* Input data:
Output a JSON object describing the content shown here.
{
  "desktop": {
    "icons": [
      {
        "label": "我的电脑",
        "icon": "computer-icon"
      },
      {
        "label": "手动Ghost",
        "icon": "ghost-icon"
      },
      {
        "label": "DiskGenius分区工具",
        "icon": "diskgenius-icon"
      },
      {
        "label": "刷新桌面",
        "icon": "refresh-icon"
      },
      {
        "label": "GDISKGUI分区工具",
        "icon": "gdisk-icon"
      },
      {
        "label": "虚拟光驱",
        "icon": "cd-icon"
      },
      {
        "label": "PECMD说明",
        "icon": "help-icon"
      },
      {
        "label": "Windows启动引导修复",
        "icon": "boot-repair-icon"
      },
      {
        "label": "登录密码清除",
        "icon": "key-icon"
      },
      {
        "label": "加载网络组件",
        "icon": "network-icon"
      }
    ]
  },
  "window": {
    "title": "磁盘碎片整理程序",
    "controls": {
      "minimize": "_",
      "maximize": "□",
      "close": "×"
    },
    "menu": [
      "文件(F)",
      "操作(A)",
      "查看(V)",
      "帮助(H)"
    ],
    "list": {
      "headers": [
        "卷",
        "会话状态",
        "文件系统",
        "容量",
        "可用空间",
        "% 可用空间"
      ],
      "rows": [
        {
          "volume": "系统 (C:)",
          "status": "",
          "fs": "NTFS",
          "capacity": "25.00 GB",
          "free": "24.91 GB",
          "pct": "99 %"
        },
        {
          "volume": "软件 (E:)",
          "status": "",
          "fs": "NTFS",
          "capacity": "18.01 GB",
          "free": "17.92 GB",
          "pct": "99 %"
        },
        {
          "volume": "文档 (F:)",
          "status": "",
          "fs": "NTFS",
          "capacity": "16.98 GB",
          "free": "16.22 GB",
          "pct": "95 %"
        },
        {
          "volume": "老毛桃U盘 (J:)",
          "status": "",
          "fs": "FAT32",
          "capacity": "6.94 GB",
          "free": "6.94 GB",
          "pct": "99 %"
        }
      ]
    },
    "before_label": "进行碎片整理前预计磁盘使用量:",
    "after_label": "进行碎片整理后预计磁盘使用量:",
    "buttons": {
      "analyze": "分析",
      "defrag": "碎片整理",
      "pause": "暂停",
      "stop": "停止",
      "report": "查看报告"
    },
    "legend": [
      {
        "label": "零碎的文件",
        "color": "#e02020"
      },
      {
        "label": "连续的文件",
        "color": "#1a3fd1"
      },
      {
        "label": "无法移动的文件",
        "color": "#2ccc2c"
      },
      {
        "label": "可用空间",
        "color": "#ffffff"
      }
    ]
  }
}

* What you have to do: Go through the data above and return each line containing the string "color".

* Answer box:
        "color": "#e02020"
        "color": "#1a3fd1"
        "color": "#2ccc2c"
        "color": "#ffffff"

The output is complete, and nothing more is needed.